According to Jim Collins in his best-selling book, Good to Great, the most effective bosses fall into the category of "Level Five Leaders". These managers recognize their personal strengths and weaknesses, hire/place employees in roles where they shine, and set really high (and achievable) long-term goals that employees believe in. The key to success for these leaders? They inspire employees to willingly and passionately do more with less, which makes CFOs downright giddy. Here are seven characteristics that make bosses great to both management and employees:
1. Great bosses understand corporate goals and skillfully explain them to their teams – “this is why we're here, this is what we need to do and this is how we're going to do it.” Setting a clear vision and informing employees that they will be held accountable for the task at hand sets expectations everyone can rally around. It also helps employees keep each other accountable.
2. Great bosses listen more than they talk. Leaders who employ Stephen Covey's mantra "seek first to understand before being understood," will always serve their employer and employees better than know-it-alls. The best ideas to improve efficiency or enhance products often come from line employees. Bosses who listen, listen, listen are the ones who can move great ideas through the pipeline quickly.

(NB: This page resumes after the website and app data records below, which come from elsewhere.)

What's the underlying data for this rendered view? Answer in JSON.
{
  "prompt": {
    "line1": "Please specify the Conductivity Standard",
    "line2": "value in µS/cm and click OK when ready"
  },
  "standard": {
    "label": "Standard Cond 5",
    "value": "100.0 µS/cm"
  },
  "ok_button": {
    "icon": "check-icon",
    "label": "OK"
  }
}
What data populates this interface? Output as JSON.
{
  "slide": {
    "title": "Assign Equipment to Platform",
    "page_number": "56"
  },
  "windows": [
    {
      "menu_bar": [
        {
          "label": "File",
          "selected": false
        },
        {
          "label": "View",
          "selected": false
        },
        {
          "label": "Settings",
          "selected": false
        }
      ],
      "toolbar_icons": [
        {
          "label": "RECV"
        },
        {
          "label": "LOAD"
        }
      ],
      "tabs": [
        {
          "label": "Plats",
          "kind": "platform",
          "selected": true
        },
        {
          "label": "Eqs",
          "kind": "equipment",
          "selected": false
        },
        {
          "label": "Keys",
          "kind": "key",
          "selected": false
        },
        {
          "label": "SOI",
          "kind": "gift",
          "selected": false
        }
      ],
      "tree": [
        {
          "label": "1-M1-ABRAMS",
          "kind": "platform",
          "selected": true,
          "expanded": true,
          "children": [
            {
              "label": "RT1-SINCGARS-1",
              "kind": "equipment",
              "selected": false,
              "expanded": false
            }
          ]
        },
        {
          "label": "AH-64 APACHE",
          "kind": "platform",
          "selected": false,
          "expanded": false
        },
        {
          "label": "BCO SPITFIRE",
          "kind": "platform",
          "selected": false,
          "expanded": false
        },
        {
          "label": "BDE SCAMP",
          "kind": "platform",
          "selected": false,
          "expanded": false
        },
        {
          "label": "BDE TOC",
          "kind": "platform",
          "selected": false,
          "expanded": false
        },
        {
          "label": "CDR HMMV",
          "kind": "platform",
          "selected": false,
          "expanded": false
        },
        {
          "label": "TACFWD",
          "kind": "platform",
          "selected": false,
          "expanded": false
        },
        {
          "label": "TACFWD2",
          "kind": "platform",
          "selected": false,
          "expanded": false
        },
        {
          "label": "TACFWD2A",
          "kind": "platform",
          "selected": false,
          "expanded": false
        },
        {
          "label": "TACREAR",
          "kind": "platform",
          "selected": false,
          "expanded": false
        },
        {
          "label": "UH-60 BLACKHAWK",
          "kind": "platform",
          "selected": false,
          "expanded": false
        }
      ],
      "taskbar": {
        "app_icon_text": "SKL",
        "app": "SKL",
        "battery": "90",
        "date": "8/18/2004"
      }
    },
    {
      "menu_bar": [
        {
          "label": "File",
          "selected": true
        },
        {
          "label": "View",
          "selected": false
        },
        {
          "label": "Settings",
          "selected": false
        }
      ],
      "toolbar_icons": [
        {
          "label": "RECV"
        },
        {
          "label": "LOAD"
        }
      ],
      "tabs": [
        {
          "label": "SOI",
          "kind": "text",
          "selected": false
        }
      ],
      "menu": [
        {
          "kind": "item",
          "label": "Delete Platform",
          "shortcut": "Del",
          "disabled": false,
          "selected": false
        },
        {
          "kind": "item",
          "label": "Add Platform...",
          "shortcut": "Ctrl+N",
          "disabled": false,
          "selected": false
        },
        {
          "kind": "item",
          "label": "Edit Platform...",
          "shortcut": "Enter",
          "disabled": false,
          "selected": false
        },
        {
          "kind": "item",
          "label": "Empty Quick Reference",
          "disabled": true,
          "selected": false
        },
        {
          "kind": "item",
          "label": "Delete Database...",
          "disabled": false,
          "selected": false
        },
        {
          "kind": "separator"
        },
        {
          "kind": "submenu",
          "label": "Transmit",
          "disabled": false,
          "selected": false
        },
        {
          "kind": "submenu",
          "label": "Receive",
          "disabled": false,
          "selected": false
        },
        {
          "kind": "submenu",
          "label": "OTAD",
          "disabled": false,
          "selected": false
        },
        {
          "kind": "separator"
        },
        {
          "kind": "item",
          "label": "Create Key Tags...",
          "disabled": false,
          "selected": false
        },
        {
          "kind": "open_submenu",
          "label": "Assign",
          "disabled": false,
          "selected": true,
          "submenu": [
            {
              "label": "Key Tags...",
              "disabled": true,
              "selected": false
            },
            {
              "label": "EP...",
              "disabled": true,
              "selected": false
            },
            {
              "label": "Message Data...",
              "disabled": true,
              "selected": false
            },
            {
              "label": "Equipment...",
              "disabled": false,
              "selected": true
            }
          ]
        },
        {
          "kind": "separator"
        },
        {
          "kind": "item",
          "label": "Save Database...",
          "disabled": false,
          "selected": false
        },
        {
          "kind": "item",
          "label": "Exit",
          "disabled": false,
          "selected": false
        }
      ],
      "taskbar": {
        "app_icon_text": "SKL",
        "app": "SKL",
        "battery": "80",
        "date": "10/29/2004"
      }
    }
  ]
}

3. Great bosses take an interest in each employee as an individual. They get to know the person and his or her personal life. They spend time understanding employee career goals and guide them on a path to get there. They remember birthdays and anniversaries and they ask, "How'd your son do in his Little League game last night?"
4. Great bosses hold employees accountable. When goals aren't met or deadlines are missed, the issues are addressed immediately to find out the whys. Inspired bosses always look for ways to improve and move forward, rather than punishing in the moment. They also move quickly to dismiss under-performing employees, which always makes management happy. Staff members are thrilled, too, with quick assessment and action, because they usually recognize poor performance before managers do.
5. Great bosses don't seek personal accolades. They never take credit for the work of the team and are always looking for ways to recognize and reward their staffs. They write hand-written thank you notes and recognize superior efforts with tickets to the ball game or an afternoon off.
6. Great bosses manage individuals based on strengths rather than weaknesses. Collins calls this "putting the right people in the right seats on the bus." Having people do what they do best always enhances productivity and efficiency. Too many managers spend months trying to shoehorn people into roles they're not prepared for or skilled in, rather than finding someone with the right skill set for the task. Managing to strength is a win-win for the company, the boss and the employee.
7. Great bosses hire people who are better than them in the areas where they don't perform well. Bosses who are good with strategy and not execution are always better served in surrounding themselves with doers, and vice versa. They also go out of their way to acknowledge their deficiencies rather than cover them up: "I wouldn't be successful without your contributions."
If you have leaders in your company who exhibit these traits, consider yourself extremely lucky! And go out of your way today, National Boss’s Day, to let them know how much you appreciate them.